_Task to complete_
In the material below, list every line carrying the string "JSON".

_Data to examine_
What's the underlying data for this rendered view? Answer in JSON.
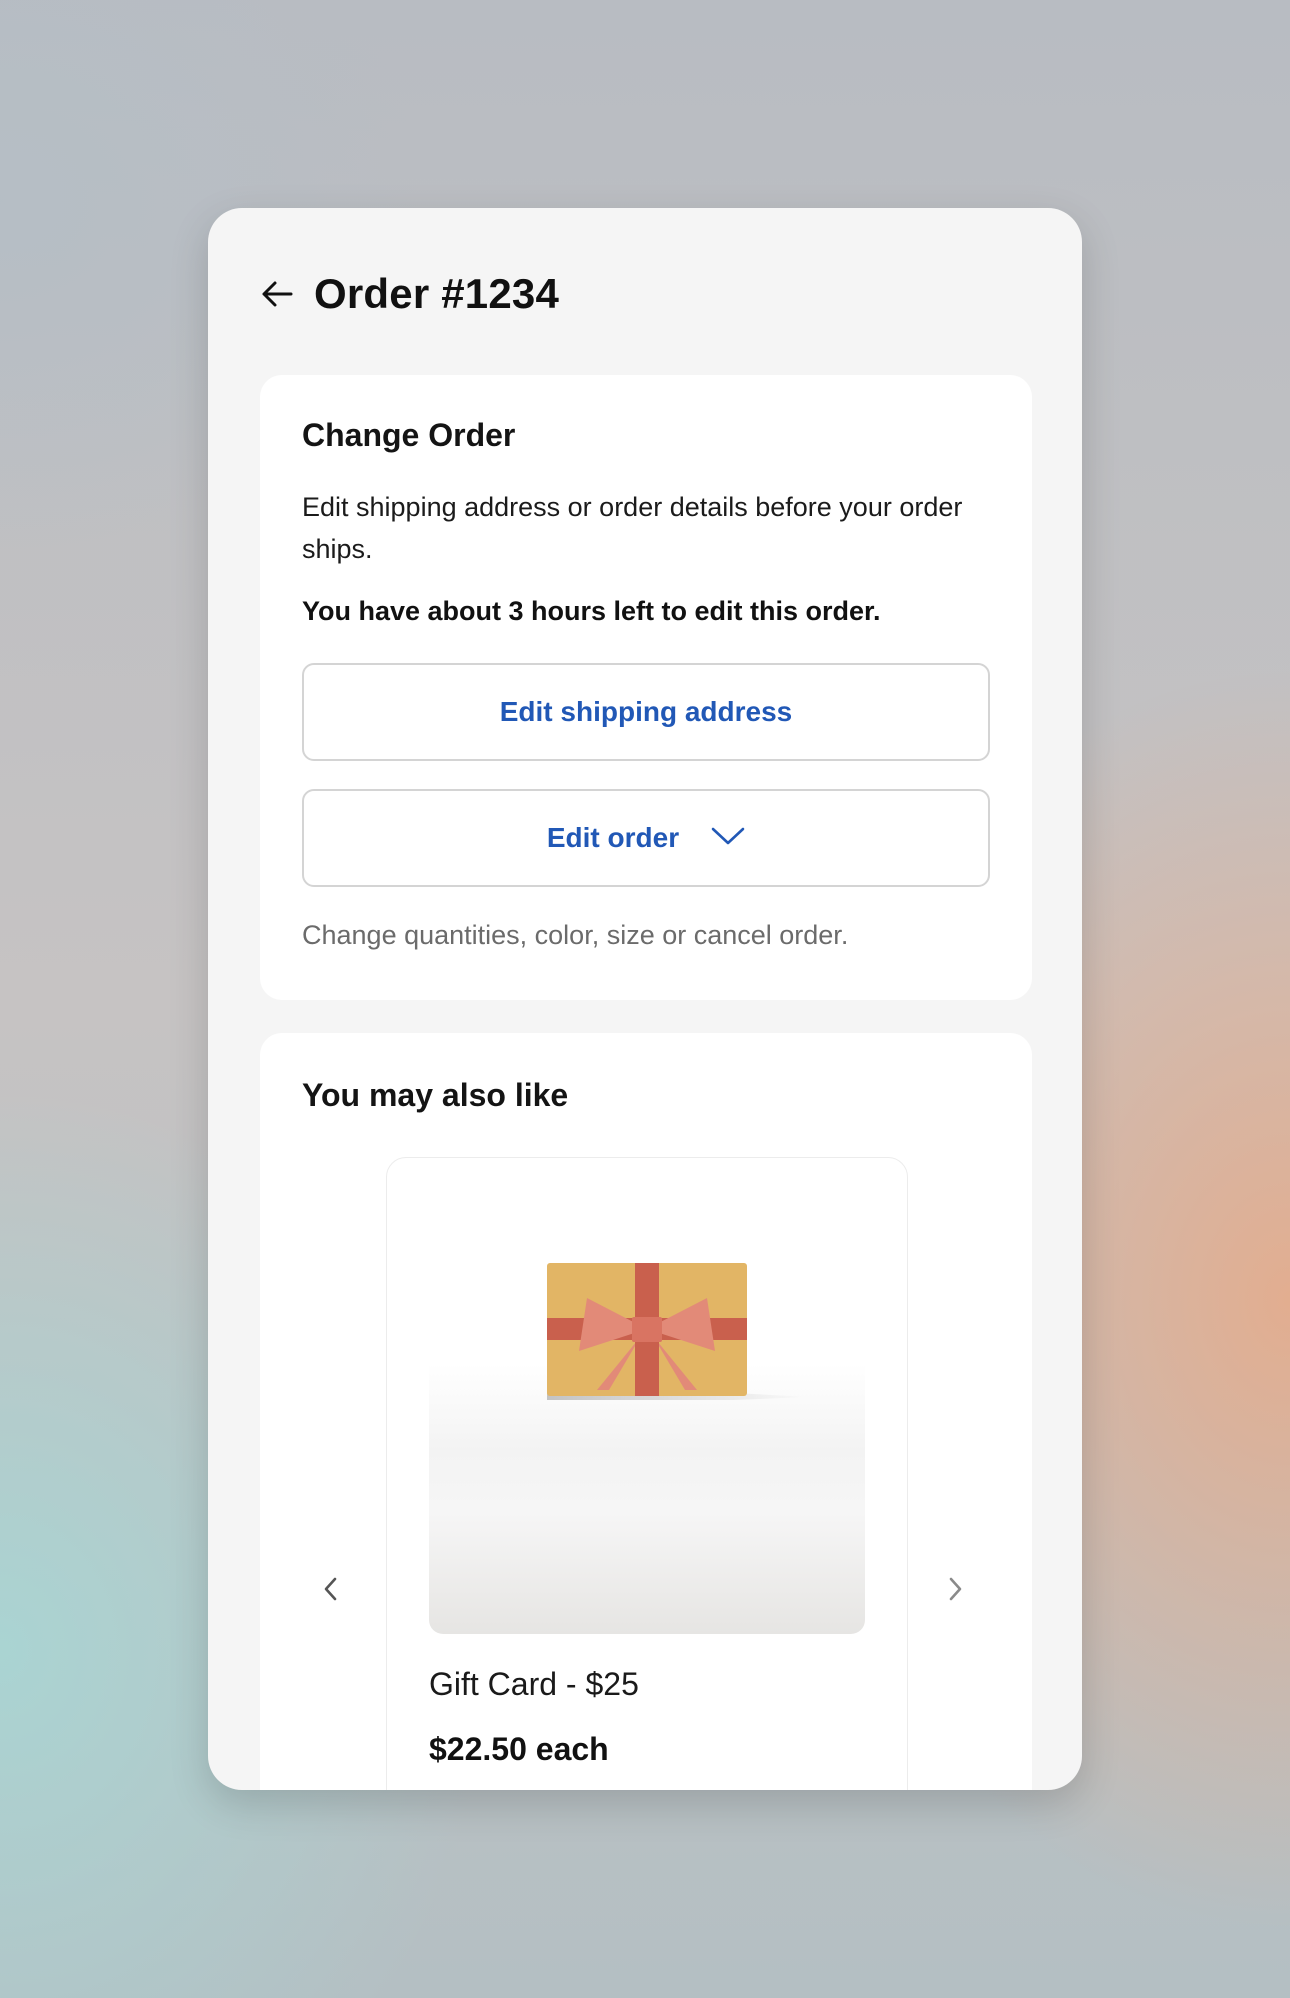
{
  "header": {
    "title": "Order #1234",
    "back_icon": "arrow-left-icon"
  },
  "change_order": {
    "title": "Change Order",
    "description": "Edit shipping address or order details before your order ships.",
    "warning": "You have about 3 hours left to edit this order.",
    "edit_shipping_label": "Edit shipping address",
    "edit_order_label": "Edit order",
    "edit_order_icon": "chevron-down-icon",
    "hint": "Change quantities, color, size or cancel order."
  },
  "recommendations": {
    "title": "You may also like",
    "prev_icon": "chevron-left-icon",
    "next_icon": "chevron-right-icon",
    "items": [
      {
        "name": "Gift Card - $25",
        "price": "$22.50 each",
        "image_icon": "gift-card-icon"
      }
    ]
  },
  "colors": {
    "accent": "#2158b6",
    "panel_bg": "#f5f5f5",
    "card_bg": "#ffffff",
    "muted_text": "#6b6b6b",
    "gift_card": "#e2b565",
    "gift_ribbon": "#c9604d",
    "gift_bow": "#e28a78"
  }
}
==
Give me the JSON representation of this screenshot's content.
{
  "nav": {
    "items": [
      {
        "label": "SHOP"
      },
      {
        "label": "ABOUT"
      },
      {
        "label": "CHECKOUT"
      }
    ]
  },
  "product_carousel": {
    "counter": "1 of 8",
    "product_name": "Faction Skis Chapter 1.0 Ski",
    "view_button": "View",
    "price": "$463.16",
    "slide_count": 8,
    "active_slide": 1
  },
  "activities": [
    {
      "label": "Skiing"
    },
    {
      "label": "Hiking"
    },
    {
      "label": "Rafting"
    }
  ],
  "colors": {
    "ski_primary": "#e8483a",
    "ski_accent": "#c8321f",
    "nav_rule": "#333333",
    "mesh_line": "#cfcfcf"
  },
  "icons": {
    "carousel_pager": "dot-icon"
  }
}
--
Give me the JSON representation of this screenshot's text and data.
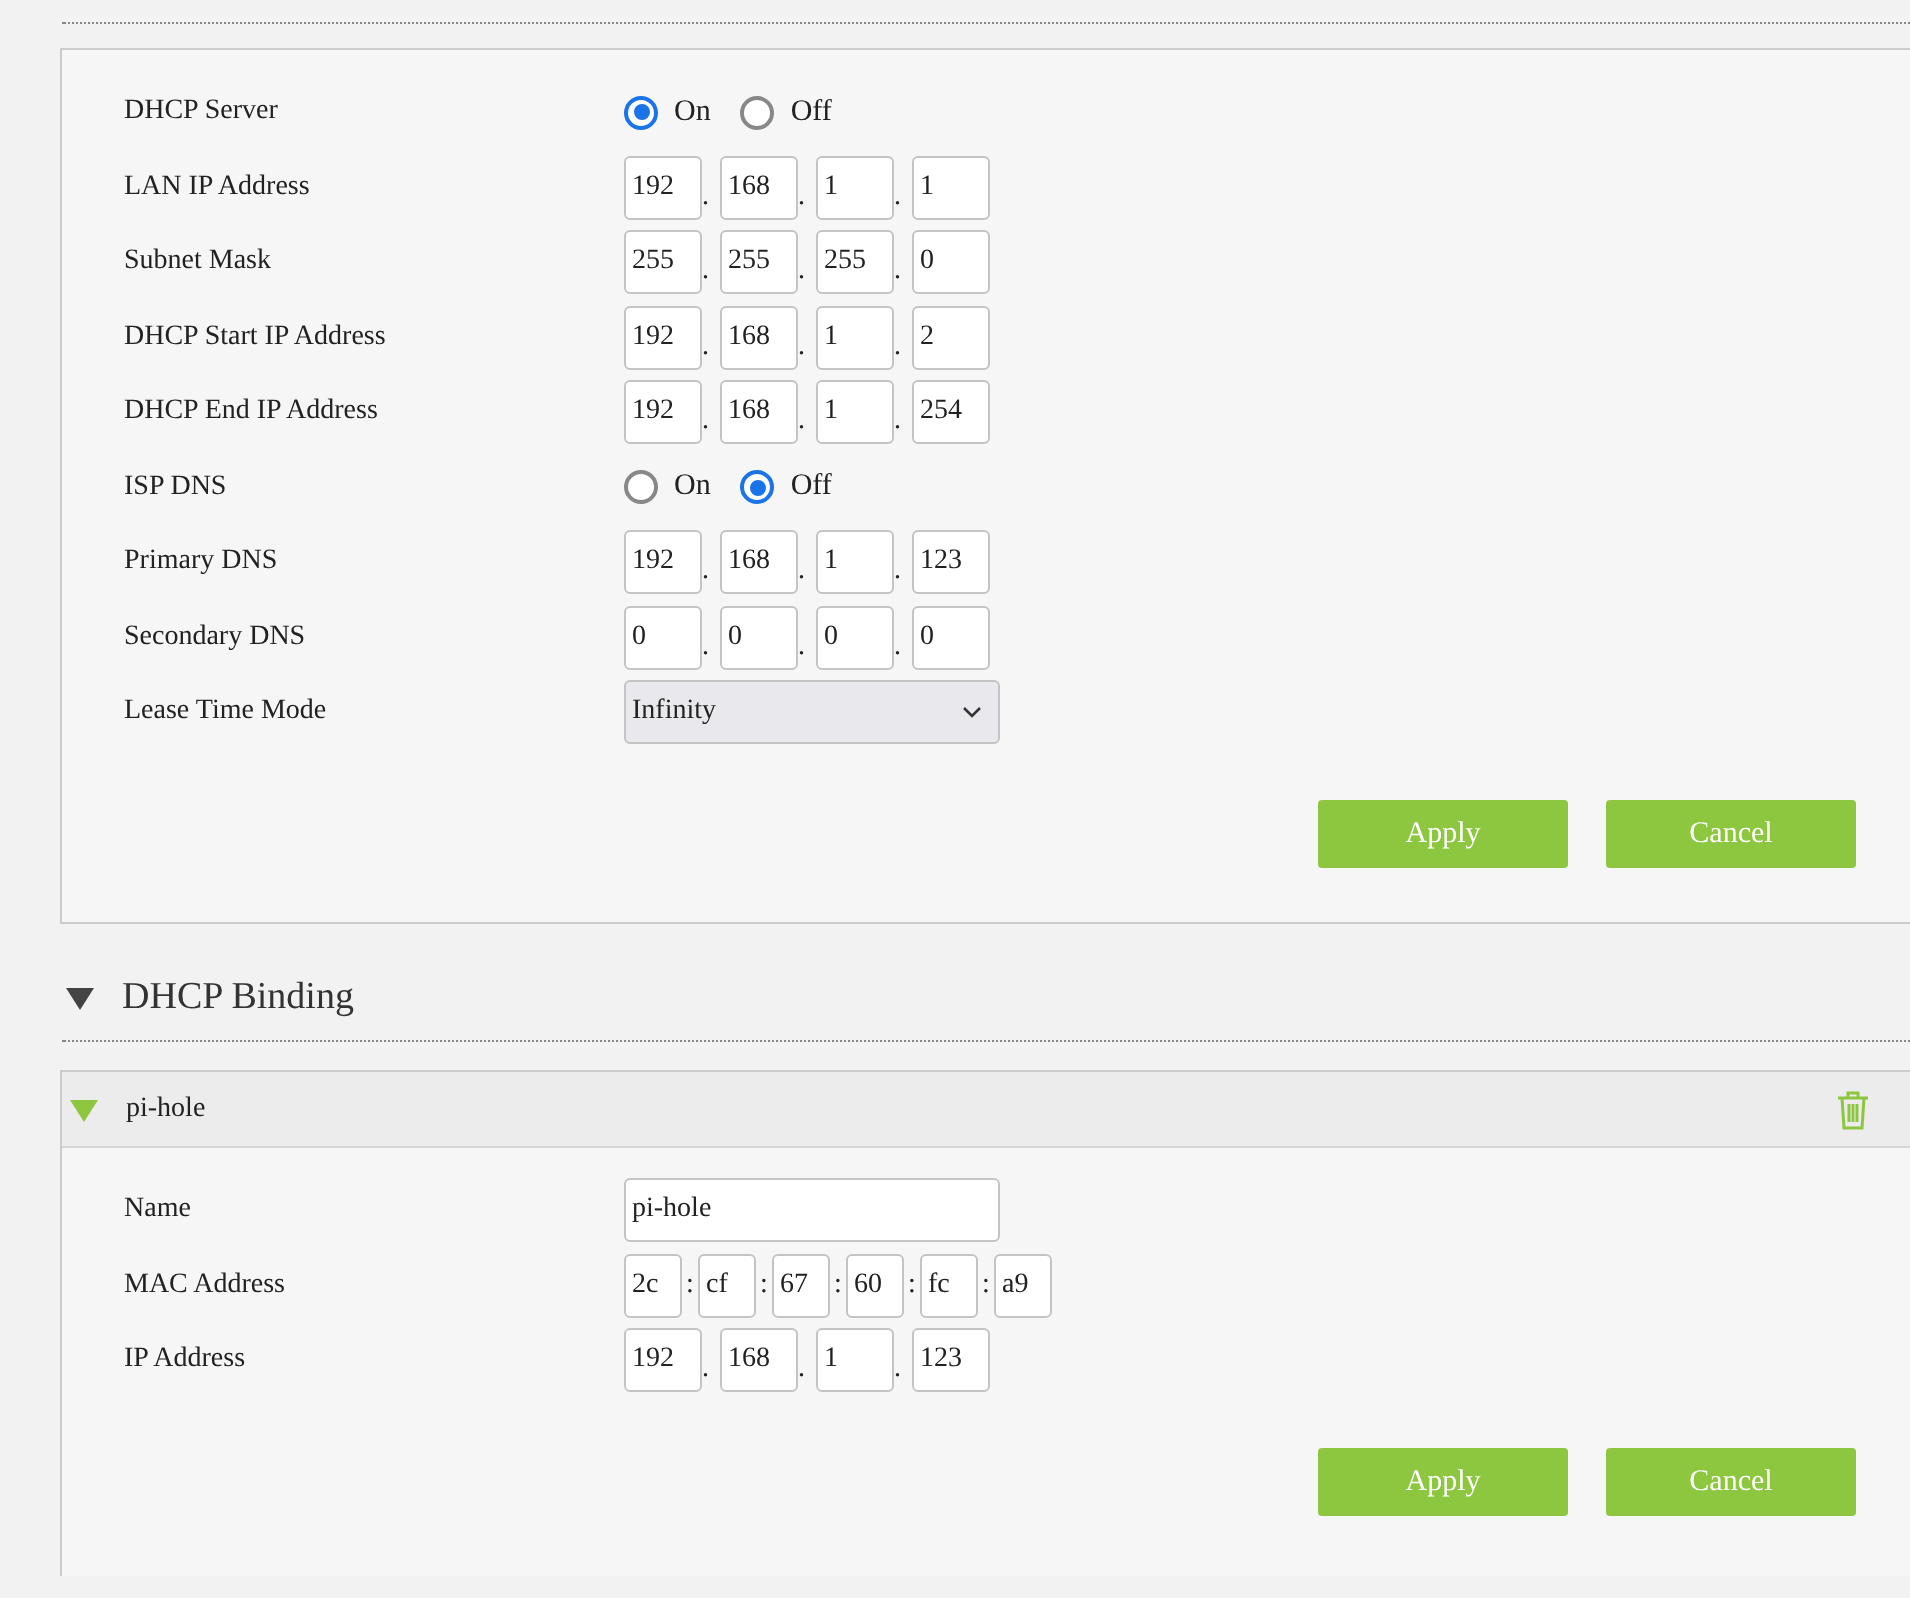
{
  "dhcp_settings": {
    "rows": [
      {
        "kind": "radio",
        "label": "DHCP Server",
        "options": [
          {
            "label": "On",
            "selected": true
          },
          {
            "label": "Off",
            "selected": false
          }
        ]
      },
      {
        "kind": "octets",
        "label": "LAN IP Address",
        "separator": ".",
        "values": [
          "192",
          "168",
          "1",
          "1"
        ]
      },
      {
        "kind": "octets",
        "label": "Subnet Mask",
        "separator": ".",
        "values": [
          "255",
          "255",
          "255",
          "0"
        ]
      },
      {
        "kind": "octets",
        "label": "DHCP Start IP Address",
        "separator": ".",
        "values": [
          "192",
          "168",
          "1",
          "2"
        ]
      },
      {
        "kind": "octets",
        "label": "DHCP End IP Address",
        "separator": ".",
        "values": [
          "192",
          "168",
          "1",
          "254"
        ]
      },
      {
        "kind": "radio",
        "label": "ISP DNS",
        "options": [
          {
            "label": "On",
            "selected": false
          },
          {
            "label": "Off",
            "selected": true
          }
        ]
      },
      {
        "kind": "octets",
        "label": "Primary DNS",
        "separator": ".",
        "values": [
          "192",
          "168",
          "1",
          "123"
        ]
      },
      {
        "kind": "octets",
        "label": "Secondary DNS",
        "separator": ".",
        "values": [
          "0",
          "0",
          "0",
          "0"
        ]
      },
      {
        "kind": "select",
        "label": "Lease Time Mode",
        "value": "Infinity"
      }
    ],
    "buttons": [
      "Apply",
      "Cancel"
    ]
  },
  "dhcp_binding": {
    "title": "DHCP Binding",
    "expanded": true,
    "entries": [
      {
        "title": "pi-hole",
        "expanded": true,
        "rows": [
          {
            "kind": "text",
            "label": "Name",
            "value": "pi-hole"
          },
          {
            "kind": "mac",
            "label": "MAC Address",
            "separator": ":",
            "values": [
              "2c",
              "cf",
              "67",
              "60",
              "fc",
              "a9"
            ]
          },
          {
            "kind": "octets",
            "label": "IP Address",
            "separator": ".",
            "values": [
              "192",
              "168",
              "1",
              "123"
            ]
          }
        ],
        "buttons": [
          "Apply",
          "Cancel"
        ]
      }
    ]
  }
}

_Answer to this exercise_
What's the underlying data for this rendered view? Answer in JSON.
Give me the JSON representation of this screenshot's content.
Give me the JSON representation of this screenshot's text and data.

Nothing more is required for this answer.